“Just do your work. And if the world needs your work, it will come and get you. And if it doesn’t, do your work anyway. You can have fantasies about having control over the world, but I can barely control my kitchen sink. That is the grace I’m given. Because when one can control things, one is limited to one’s own vision.”Kiki Smith
The common misconception about artists is that we don’t work. Artists are viewed as rare creatures who thumb their nose at convention because they are too free spirited to be tethered to a mundane way of life. For this, we are either disdained or admired. While with some artists this may be true, there is one thing that is self evident amongst all artists-to be an artist you have to show up and work. And work beyond status quo. We have to set standards and expectations for ourselves, normally provided for in a traditional work environment. Art requires self discipline to do the work. To be self disciplined, we have to set our own schedule. To set a schedule, we have to know when we work best-day or night, before getting the kids from school, after, or even to have kids in the first place. The beautiful yet exhausting state of being an artist is to continue to intentionally make intuitive decisions so that we can show up and work. At least it is in my life.
Most of the decisions I make originate from intuition. Sometimes they are viewed as impulsive. Sometimes they actually are impulsive. But most of them are based on the knowledge that I have at the moment. I do this in my artwork, too. I make artwork based on the knowledge that I have at the moment. And I make no distinction between art, craft or production. Each may have a different end goal, but all come from a need that I must fulfill. An idea, a concept that needs to express itself by way of the skill I have. A lot of what I do, I follow a formula to carry out the process. And as much as I follow the formula, I still don’t have complete control over the outcome. The piece has a life of it’s own. And I try not to get too disappointed when it doesn’t turn out precisely the way I wanted. I work hard to tamp down my expectations of what it should look like and let it be what it wants to be, and work with it from there. I make it work. What else can I do?
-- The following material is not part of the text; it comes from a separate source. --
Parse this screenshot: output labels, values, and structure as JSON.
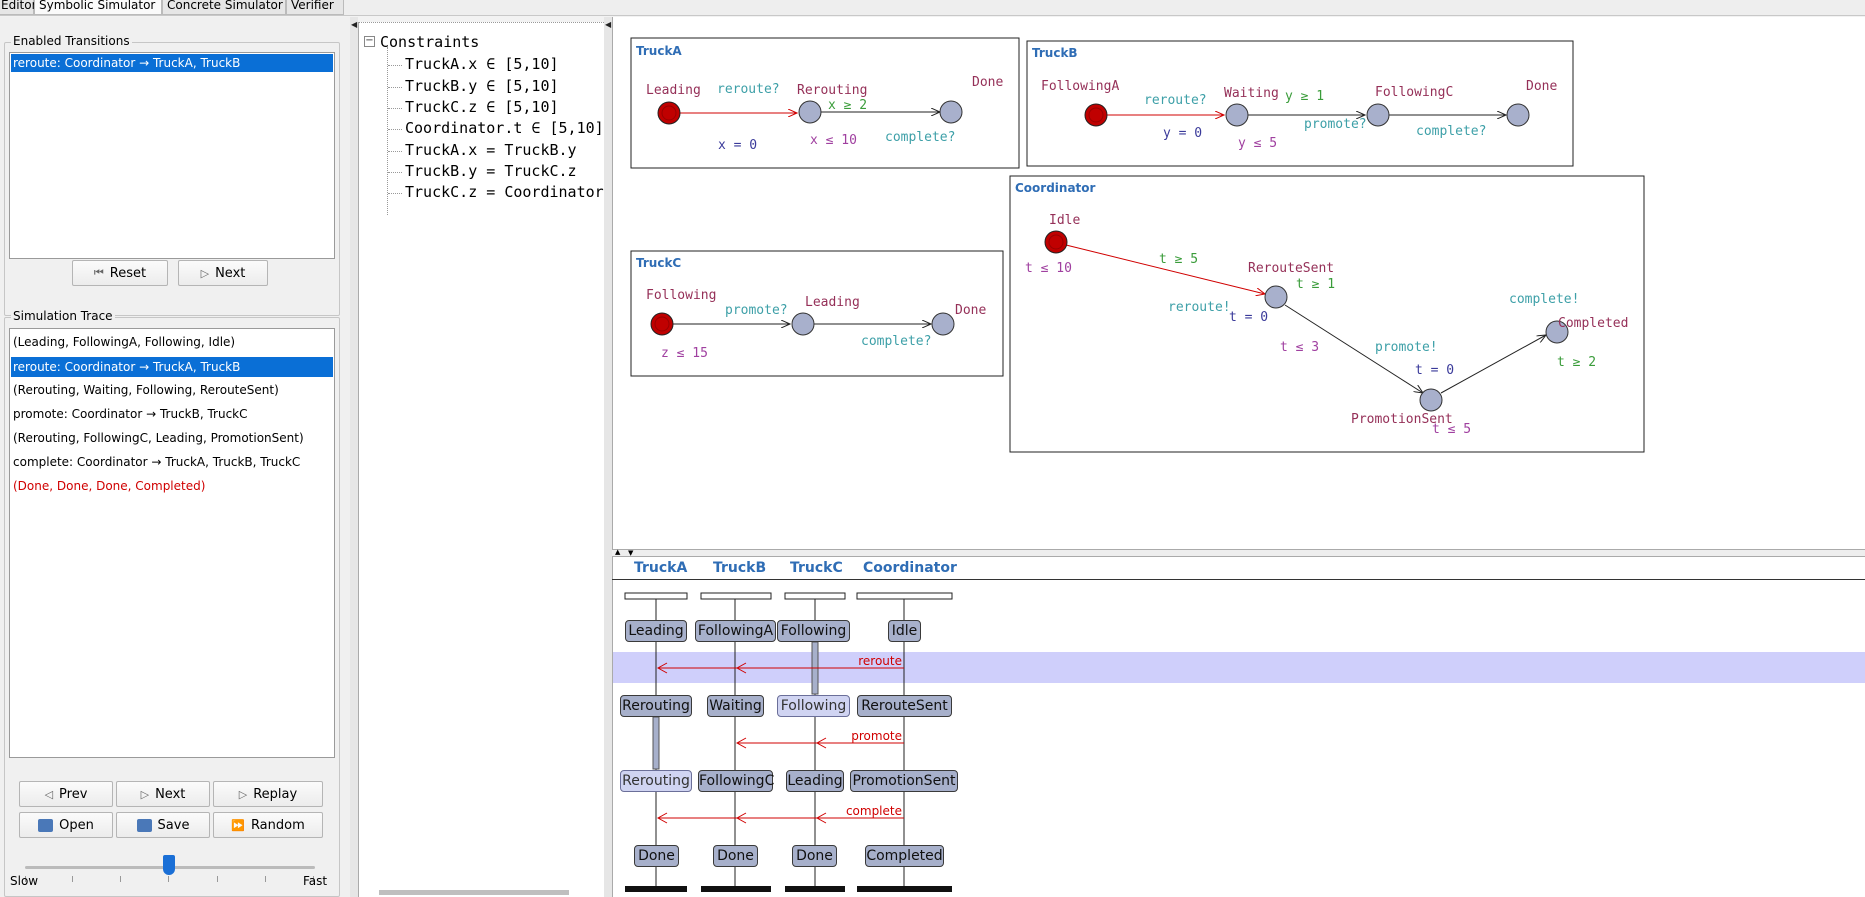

Another common misconception- that to be a master you must have complete proficiency over the process and know exactly how it will turn out. I don’t know if this is necessarily a truth. It doesn’t allow for the artwork to speak- for itself or for you. And it keeps people from experimenting with art. I can’t tell you how many times I’ve heard students in art class complain they can’t even make a stick figure-that’s why you’re in the class; to learn, to practice, to get better and progress in skill. I have an intimate knowledge of the materials. But even with that, unique, brief moments can happen, that will never happen again, which changes something in the process. This incident then challenges everything I know and have known for the past umpteen years. I can either allow it to be and work with it, or scrap the whole thing. I’m still learning. And I’m curious, so I will continue to learn.
And one more misconception is creativity is limited to art in one form or another. I’ve chosen the visual form of art and the process of textiles because it’s something I relate to more than any other form out there. But it’s creative to come up with a sales pitch and it’s creative to come up with a scientific theory and test it’s truth. Creativity isn’t bound to any specific form. The only boundaries to creativity are the ones I create. That’s why it’s important to continue to learn and stay curious. To stay intimately acquainted with creativity is to follow a path that isn’t necessarily easy and sometimes ugly, but can lead to some pretty amazing things, circumstances and people. It’s a never ending, every changing path that I’ve consciously, yet intuitively, chosen to walk.